┌──

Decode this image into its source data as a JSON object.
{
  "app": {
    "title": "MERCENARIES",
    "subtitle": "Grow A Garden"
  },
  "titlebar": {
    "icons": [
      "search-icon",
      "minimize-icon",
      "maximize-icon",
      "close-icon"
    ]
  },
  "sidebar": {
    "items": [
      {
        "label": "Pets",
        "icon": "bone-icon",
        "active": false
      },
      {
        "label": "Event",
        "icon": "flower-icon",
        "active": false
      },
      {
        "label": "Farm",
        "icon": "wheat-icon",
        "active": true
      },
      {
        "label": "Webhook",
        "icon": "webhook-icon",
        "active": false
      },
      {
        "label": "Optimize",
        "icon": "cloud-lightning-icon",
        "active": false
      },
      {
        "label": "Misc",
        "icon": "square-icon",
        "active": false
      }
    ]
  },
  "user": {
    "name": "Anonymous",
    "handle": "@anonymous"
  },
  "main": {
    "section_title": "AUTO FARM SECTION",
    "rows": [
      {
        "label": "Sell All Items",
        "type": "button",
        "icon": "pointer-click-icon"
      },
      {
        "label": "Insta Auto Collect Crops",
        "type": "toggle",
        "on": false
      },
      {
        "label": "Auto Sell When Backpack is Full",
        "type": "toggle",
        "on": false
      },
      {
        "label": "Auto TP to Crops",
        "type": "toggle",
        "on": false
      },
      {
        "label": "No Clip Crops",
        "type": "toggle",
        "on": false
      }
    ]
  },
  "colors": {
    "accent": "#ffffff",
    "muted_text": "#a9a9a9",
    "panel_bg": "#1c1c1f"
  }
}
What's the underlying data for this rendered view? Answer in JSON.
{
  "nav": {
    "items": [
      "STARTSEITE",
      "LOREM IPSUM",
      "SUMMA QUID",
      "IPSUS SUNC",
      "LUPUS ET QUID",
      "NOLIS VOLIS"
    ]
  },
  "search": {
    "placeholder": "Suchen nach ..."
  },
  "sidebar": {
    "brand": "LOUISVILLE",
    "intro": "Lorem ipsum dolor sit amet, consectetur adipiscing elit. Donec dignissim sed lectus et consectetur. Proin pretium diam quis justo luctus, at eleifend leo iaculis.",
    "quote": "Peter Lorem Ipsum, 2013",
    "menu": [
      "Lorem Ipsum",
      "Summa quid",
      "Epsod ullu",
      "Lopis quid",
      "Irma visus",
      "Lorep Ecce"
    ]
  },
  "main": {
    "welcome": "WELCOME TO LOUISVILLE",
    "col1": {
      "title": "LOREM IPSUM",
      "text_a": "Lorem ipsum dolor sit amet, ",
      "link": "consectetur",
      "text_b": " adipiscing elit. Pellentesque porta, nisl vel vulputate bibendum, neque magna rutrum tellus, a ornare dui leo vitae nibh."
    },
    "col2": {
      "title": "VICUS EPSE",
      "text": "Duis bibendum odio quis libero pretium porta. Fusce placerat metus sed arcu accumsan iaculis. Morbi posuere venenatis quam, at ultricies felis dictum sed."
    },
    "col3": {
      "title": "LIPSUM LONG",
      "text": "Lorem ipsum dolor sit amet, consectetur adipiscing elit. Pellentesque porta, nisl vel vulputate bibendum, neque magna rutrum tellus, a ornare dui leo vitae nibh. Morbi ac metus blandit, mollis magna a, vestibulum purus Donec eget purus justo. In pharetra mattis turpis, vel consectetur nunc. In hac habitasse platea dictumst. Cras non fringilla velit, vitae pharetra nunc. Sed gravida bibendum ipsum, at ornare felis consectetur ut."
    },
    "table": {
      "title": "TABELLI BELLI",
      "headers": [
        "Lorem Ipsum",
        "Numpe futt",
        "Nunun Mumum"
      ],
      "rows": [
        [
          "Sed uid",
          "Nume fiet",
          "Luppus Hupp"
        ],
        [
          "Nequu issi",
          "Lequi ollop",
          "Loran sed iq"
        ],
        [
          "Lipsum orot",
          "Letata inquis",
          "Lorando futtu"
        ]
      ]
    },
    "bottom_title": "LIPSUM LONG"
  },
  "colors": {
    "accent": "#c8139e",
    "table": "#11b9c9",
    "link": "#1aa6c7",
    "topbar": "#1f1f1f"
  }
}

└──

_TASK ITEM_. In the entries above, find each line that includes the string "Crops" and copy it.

_REPLY TO THE EXERCISE_.
        "label": "Insta Auto Collect Crops",
        "label": "Auto TP to Crops",
        "label": "No Clip Crops",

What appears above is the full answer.